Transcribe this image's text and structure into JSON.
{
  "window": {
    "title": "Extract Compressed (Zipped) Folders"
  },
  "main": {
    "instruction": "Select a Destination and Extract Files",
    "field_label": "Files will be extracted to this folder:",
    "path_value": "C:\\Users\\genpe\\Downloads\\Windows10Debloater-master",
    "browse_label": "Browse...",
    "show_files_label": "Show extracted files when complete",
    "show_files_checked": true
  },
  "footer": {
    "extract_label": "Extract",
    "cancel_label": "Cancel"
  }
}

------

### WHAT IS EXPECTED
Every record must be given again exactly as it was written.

### OUTPUT BELOW
Transcribe this image's text and structure into JSON.
{
  "window": {
    "title": "Extract Compressed (Zipped) Folders"
  },
  "main": {
    "instruction": "Select a Destination and Extract Files",
    "field_label": "Files will be extracted to this folder:",
    "path_value": "C:\\Users\\genpe\\Downloads\\Windows10Debloater-master",
    "browse_label": "Browse...",
    "show_files_label": "Show extracted files when complete",
    "show_files_checked": true
  },
  "footer": {
    "extract_label": "Extract",
    "cancel_label": "Cancel"
  }
}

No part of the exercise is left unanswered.